Hante Trek 1977: Mt. Rogers – Laurel Fork Gorge
16 Years Old
Friday, July 22: What a beautiful camping spot! We’re up near the top of Mt. Rogers in a big field. There are a few stands of Spruce trees, but other than that they’re only crops of rocks, ferns and grass. The clouds are blowing right on us and I can hear a bird singing in the distance. The space reminds me so much of Scotland and the Moors around in the Lake District.
Today I think our whole group grew, each beginning to know the others better. By the end of the 10 days we’re surely all going to know everyone else’s fault and hopefully our own.
We’re having cheese rice for dinner and then we’ll all get a good night’s sleep on the soft grass. Tomorrow it is over Mt. Rogers!
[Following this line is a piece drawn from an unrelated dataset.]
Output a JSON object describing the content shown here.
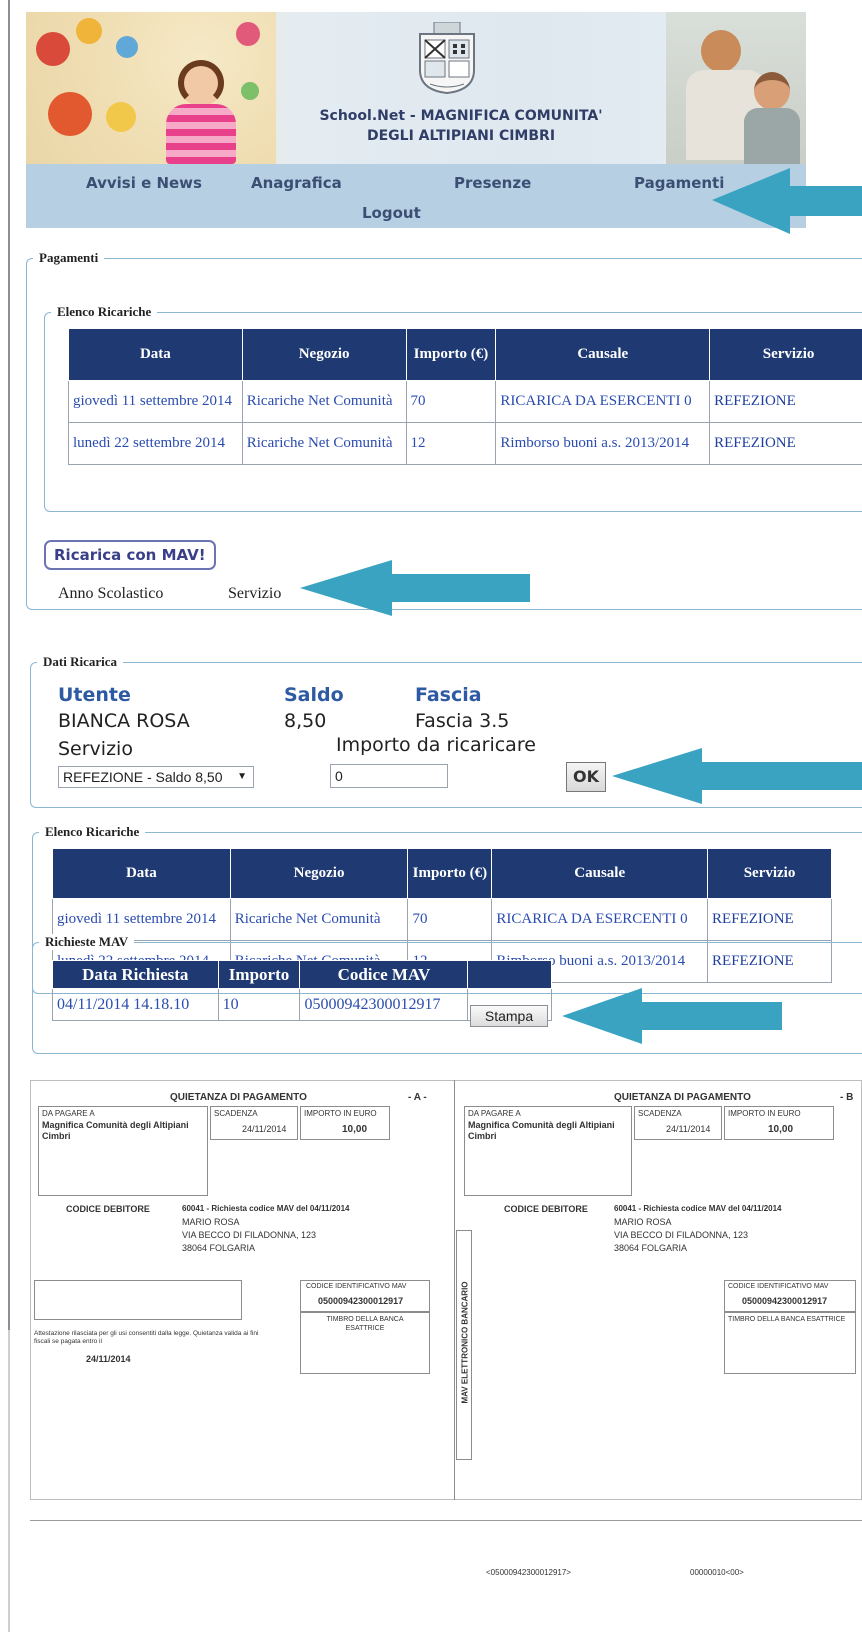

Oh! We ate lunch at Old Orchard Shelter – what a view (if you could see through the clouds)!
It is so fun to read back through these entries and relive this trek – the details from my 16 year old brain help to bring back those 10 days on the trail. As I flip through the few pages of my journal from the next year, 1978 (Fontana Dam to Dick’s Creek Gap, Georgia), I see that my head was not into journaling. That summer became more a leadership summer for me and I think my need for writing was not there on that trip. That year was a year of pictures of which you see a few here.
Life on the trail is a journey, no matter how long you are out or how old you are. It is a place unlike any other to have space for reflection, to challenge your endurance, to build friendships and life live fully immersed in the natural world. I encourage you to step out this summer and go on your own Hante – you will never regret it!
Noni Waite-Kucera, Executive Director